These days, the traditional modes of doing business have been disrupted enormously by the possibilities opened up by new technologies such as the Internet. As a result, more and more people are setting themselves up as entrepreneurs, many others are working remotely, and many businesses are adopting more relaxed approach is to time management.
At times, this can yield significant benefit. But at other times, it can make things overly chaotic, and reduce effective time management. One solution to this is found in tools and technologies such as a digitised time & attendance system, or programs such as RescueTime that seek to reduce the predominance of distraction. But is it worth your time making the effort to boost time management in this way? Absolutely. Here are a few reasons why.
Wasted minutes here and there equal wasted potential and opportunity
In her very well-received book, “168 Hours”, author Laura Vanderkam details many remarkable accounts of highflying business professionals, who nonetheless also find the time to fit in an array of fulfilling hobbies, side hustles, family commitments, and other pastimes.
The secret? These hyper-productive people are absolutely meticulous about seizing upon every available free minute in the day. The simple reality is that wasted minutes here and there equal wasted potential and opportunity.
If you have a long commute to work – let’s say, an hour or more – spending that time sitting in your car listening to the radio, should be seen as a choice to pass up on more productive uses of the same time. So, what else could you do with that time? Well, how about listening to audiobooks that improve your knowledge set in a useful area?
We are all faced with many small blocks of time throughout the day, that we tend to waste. But that wasting of time isn’t benign. It’s a vote for a particular lifestyle that is ultimately unproductive in many domains.
Truly effective, deep work is only possible in sizeable, undistracted time blocks
The author Cal Newport has risen to prominence in recent years, largely due to his powerful book “Deep Work.”
The central thesis of this book is that the market increasingly rewards the ability to do deep, focused, and undistracted work. Newport cites research that shows that the longer a task is worked on in an undistracted manner, the higher the quality of the end product, and the greater the skills developed through said work.
By contrast, many offices today include constant distraction, in the form of email checking, unnecessary meetings, and so on. Worryingly, research shows that even something as simple as checking your email inbox for a few seconds can reduce your ability to focus effectively for the next half an hour or so. Truly effective, deep work seems to require sizeable, undistracted time blocks.
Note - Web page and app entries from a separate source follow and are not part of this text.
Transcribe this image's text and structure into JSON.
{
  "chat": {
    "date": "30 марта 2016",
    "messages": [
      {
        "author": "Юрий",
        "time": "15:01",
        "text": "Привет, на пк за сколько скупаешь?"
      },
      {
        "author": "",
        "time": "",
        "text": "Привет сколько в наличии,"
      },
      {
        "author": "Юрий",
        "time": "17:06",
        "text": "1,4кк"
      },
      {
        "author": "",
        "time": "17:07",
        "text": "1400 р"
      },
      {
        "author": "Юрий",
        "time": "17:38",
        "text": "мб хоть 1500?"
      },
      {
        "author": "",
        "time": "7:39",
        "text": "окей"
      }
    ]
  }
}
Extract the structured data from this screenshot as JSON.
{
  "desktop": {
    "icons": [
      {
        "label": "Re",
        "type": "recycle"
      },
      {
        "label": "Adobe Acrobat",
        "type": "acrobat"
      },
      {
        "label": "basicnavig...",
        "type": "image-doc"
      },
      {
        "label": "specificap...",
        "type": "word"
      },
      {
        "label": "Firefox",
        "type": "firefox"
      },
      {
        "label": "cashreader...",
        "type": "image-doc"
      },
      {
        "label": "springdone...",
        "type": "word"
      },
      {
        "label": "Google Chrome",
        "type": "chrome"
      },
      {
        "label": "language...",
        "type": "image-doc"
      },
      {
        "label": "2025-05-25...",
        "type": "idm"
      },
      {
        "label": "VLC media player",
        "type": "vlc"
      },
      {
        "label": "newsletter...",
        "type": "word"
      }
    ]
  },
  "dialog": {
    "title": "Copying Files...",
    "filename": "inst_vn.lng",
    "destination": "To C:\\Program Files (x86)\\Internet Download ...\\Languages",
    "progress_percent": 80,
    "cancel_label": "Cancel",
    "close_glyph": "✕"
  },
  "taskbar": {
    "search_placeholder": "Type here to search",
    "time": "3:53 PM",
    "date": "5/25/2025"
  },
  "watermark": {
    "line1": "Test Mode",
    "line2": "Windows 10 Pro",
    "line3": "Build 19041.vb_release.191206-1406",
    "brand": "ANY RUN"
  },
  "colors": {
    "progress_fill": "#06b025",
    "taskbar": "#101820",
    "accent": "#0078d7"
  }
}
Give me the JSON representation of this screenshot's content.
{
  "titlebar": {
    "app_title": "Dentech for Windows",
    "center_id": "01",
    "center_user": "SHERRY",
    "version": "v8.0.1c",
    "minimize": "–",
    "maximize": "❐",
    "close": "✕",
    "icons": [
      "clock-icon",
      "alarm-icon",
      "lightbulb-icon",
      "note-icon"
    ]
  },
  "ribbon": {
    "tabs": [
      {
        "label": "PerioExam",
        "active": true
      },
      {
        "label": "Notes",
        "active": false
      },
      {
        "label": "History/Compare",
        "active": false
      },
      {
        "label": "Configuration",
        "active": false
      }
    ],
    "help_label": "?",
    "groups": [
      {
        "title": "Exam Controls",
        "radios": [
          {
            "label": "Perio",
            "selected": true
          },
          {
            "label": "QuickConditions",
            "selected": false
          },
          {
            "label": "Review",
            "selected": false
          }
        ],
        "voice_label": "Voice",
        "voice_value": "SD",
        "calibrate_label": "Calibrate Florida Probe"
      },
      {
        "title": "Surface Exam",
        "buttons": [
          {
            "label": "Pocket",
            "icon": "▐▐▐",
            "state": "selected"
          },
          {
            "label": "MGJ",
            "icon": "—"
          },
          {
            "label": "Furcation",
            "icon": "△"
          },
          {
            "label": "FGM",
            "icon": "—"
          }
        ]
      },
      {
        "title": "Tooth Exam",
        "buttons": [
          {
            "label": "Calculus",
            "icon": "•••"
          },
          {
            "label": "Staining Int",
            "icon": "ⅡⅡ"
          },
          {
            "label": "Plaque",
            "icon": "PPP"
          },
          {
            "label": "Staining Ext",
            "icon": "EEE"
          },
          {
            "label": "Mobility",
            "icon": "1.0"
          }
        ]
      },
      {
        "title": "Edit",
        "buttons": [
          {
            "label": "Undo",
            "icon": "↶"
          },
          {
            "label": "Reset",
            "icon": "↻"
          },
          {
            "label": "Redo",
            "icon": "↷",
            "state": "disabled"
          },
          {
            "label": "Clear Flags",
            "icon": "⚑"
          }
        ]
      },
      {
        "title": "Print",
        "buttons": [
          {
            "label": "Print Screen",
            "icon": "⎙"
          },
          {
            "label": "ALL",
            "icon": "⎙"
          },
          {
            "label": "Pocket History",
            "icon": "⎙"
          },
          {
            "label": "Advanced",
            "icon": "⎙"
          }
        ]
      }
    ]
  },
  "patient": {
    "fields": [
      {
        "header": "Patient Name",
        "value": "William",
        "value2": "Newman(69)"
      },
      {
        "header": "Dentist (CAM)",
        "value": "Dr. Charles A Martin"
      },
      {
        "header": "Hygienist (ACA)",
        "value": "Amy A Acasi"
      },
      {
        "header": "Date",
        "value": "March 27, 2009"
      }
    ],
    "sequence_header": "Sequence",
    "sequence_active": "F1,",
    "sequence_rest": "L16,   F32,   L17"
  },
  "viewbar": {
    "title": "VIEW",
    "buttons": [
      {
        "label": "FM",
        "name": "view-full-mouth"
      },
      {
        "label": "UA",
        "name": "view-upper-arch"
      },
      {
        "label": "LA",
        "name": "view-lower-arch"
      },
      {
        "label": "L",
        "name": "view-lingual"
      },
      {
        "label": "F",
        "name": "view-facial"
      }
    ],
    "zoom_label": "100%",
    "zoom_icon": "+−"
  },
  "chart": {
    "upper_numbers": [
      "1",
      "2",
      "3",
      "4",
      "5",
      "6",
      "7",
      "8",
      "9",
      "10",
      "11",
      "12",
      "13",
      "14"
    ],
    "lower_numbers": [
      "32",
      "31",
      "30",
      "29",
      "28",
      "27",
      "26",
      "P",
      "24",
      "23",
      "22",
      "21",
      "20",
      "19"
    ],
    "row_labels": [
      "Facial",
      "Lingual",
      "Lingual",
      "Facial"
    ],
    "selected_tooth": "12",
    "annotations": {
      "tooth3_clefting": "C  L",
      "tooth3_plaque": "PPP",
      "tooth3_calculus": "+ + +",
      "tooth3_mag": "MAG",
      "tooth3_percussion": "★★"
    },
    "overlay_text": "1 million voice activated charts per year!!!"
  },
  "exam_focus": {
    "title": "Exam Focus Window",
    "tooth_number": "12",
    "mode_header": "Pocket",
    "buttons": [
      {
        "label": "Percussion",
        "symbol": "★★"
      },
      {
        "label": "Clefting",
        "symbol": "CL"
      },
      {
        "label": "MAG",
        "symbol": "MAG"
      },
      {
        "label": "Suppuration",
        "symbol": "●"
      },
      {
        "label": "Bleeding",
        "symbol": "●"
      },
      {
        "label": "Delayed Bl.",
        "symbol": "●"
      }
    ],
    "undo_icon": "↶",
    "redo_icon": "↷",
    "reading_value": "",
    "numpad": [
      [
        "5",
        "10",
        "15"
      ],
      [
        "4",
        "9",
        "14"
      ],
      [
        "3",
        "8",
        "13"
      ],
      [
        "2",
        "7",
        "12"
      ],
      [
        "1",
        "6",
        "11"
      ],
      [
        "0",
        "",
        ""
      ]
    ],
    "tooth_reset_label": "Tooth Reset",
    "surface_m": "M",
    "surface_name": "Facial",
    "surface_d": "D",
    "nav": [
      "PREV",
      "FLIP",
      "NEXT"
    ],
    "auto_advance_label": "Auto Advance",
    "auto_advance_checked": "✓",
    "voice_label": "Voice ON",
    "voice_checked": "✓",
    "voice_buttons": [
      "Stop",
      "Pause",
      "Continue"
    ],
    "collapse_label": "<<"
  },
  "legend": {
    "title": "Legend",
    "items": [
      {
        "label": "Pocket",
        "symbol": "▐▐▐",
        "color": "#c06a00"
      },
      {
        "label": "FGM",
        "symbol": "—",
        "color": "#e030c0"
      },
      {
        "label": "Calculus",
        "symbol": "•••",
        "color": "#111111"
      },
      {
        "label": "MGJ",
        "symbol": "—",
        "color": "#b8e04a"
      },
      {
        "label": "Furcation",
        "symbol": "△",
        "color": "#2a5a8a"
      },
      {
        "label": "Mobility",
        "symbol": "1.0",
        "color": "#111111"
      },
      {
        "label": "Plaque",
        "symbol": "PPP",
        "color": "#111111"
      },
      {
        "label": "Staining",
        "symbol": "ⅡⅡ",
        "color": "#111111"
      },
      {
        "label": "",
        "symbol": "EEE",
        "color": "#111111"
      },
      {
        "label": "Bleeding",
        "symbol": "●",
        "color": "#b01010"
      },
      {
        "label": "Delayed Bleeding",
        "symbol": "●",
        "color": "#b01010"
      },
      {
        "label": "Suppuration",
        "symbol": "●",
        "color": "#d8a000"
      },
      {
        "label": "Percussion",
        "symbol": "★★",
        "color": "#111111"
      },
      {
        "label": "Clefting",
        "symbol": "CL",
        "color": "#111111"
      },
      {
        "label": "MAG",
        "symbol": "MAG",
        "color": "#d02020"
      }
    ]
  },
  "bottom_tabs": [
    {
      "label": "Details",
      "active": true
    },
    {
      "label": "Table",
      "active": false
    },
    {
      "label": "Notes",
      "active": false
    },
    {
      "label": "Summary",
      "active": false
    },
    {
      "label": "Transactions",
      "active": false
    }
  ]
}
And that means, significant time management.
Poor time management trains the habit of poor time management
The neuroscientist Norman Doidge has written extensively on the way in which the habits we routinely participate in shape the physical structures of our brain, and reinforce behavioural loops.
Similarly, Newport cites research that the ability to do focused work seems to be a skill that requires practice, and results in physical changes in the brain structures.
Poor time management, therefore, trains and ingrains the habit of poor time management on a physiological level. The stakes are high. By creating a culture of effective time management, you literally create more focused, punctual, and effective workers. By failing to do so, you create the opposite.